Adults in the eastern and southeastern United States are uniformly black, both above and below, with smooth scales and a satiny appearance. Juveniles are patterned with a row of dark gray, brown, or reddish brown blotches down the length of the back. These are set against a background color of gray or bluish gray. This pattern disappears as the animal matures and the solid black color is present by the time individuals reach 90 cm (35.4 in) in length. The Eastern Racer is a large, slender-bodied snake averaging 90 - 152 cm (35.4 - 59.8 in) in total length. The record is 185.4 cm (73 in) in total length. Hatchlings average about 29 cm (11.4 in) in total length. Racers are sexually mature by the time they reach 90 cm (35.4 in) in length. Females grow slightly larger than males.

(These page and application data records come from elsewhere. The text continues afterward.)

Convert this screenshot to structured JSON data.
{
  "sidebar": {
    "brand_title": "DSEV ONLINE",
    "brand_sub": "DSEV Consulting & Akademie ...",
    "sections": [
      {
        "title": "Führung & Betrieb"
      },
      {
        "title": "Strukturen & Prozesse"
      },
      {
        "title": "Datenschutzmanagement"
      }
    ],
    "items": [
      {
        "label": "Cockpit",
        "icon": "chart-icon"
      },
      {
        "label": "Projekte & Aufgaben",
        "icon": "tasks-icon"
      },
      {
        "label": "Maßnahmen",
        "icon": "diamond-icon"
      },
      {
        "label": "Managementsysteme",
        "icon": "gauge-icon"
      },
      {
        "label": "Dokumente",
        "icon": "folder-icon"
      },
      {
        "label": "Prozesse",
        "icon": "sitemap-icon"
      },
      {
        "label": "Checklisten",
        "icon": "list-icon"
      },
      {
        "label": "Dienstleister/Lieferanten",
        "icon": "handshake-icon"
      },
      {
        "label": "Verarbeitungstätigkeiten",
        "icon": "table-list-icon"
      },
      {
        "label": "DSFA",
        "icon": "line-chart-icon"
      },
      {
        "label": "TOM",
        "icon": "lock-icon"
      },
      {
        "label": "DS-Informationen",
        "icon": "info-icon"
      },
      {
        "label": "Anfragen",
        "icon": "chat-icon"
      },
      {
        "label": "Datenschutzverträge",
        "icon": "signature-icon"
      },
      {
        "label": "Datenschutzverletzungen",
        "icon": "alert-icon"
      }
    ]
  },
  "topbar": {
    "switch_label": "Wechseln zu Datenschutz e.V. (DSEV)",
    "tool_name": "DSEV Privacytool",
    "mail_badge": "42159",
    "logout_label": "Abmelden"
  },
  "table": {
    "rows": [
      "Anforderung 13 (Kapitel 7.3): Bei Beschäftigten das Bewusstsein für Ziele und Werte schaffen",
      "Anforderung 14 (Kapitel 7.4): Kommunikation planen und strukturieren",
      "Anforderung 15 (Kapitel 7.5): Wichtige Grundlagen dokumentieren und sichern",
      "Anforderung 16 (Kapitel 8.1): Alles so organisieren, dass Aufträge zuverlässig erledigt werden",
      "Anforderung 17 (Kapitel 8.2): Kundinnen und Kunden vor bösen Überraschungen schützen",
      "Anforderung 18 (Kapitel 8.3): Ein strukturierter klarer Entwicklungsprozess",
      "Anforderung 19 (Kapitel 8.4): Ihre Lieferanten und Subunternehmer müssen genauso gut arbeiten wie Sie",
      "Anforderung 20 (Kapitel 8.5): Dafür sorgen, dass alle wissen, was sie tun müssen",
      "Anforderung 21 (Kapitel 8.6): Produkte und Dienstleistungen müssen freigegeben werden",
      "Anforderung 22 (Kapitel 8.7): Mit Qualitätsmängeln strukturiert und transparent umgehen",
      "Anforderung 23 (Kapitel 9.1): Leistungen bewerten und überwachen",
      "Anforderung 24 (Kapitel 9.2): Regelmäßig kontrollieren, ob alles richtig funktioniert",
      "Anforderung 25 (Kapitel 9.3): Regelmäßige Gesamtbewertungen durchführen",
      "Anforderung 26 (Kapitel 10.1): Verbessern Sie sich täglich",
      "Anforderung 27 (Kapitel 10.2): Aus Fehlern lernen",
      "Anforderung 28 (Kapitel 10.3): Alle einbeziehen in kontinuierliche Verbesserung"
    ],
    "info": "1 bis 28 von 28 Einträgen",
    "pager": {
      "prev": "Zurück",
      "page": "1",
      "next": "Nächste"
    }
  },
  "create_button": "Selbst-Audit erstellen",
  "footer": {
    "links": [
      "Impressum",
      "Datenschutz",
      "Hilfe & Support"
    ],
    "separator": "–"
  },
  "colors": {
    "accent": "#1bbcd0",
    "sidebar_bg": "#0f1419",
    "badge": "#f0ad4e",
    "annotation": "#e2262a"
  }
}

The Eastern Racer mates in the spring between March through May. Between May and June, 4 - 25 eggs are laid in warm, moist sites under logs, rocks, boards, in rotten stumps, sawdust piles, or in loose soils. The eggs hatch about two months later.
The Eastern Racer is a very active snake and is most frequently seen in open pine forests, forest edges, old fields, pastures, and meadows. It also is often seen crossing the road on warm, sunny spring days. It takes cover under rocks, logs, boards, or other suitable shelter, and is often found around abandoned farm homes and buildings. This fast-moving snake depends upon its speed and agility to avoid predators and catch prey. It is a diurnal forager that uses its keen eyesight to find a wide variety of prey, including insects, frogs, lizards, smaller snakes, birds, and small mammals. In turn, it is eaten by other snakes, hawks, and small carnivorous mammals. The Eastern Racer has a high-strung disposition. If cornered or attacked it will vibrate its tail, thrash about, bite viciously, and discharge a foul-smelling musk from the vent.
The Eastern Racer occurs in suitable habitat throughout Georgia and over most of the eastern United States.
This is one of the more common snakes in the southeastern United States.
The black phase of the Rat Snake has weakly keeled scales on the middle of the back and the body is shaped like a loaf of bread in cross section. The black phase of the Coachwhip has light pigment on the rear portion of its body and has a reddish tail.